• _Your instructions_:
Take from the data every line in which the word "Verschlusszeit" is found.

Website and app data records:
▬▬▬

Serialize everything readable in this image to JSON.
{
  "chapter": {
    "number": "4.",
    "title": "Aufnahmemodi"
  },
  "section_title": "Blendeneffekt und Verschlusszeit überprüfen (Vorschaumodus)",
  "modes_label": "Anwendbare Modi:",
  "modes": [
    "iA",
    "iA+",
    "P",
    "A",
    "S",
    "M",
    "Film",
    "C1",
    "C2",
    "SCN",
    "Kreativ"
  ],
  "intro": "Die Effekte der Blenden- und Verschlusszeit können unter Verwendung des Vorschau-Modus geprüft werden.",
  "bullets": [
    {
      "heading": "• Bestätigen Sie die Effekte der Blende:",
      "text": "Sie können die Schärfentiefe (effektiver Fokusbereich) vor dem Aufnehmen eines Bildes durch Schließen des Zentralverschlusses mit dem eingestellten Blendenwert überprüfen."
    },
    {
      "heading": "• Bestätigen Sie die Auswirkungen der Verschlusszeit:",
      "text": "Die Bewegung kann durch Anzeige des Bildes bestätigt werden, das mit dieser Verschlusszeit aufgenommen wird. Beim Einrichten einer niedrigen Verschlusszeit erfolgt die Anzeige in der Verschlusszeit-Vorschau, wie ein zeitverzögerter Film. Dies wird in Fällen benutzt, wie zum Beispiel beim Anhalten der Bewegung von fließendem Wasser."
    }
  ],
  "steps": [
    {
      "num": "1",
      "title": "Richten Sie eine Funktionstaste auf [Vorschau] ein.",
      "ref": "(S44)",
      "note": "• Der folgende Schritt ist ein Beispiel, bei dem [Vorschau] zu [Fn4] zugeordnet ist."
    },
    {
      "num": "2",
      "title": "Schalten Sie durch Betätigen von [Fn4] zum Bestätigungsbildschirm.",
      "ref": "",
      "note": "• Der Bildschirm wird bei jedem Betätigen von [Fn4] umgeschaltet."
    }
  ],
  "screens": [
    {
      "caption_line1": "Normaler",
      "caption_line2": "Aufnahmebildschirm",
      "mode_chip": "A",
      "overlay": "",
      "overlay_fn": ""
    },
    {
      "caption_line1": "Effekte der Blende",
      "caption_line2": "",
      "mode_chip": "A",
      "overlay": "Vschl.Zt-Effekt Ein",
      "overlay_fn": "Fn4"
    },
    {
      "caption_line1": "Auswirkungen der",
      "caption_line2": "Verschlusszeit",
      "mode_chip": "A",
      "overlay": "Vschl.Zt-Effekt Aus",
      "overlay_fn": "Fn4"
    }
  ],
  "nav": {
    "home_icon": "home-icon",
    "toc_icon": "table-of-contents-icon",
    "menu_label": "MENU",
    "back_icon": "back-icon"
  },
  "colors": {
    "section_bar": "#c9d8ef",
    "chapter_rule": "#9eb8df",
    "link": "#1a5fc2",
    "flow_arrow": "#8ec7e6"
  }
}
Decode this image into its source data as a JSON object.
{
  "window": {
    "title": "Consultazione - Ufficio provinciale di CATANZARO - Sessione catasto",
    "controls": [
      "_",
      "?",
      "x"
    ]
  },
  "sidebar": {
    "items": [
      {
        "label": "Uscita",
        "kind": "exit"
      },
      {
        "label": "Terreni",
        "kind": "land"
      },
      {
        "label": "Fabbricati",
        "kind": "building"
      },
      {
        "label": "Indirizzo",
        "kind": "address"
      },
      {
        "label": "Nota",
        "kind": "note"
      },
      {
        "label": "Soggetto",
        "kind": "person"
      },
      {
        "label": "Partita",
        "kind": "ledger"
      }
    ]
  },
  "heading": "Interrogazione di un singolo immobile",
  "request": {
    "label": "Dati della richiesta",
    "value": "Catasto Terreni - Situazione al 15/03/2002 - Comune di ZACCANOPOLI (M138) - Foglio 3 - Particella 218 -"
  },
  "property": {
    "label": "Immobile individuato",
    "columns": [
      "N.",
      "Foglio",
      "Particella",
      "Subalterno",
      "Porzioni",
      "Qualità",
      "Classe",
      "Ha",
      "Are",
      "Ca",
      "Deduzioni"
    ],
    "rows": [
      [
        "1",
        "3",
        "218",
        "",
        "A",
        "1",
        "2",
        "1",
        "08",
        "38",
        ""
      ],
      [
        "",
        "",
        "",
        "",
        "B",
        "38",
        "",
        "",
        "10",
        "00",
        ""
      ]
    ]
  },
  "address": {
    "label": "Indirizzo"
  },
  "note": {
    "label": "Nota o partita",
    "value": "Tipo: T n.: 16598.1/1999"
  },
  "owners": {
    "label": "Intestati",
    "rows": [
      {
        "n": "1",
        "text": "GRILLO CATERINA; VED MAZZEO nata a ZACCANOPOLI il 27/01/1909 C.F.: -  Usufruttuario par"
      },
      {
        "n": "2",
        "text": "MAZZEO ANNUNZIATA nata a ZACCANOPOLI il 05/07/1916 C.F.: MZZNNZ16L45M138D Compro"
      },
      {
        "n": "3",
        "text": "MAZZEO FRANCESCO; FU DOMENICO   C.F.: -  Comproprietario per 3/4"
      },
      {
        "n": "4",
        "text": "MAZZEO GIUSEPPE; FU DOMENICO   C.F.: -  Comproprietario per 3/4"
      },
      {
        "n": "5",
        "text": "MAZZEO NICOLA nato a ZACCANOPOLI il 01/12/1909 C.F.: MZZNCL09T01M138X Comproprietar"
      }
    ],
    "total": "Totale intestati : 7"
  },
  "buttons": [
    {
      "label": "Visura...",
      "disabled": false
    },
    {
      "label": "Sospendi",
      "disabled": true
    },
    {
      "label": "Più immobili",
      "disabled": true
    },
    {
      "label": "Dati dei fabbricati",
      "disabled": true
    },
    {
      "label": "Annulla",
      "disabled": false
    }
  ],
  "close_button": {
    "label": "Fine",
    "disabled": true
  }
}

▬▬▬

• _Output of the task_:
  "section_title": "Blendeneffekt und Verschlusszeit überprüfen (Vorschaumodus)",
  "intro": "Die Effekte der Blenden- und Verschlusszeit können unter Verwendung des Vorschau-Modus geprüft werden.",
      "heading": "• Bestätigen Sie die Auswirkungen der Verschlusszeit:",
      "text": "Die Bewegung kann durch Anzeige des Bildes bestätigt werden, das mit dieser Verschlusszeit aufgenommen wird. Beim Einrichten einer niedrigen Verschlusszeit erfolgt die Anzeige in der Verschlusszeit-Vorschau, wie ein zeitverzögerter Film. Dies wird in Fällen benutzt, wie zum Beispiel beim Anhalten der Bewegung von fließendem Wasser."
      "caption_line2": "Verschlusszeit",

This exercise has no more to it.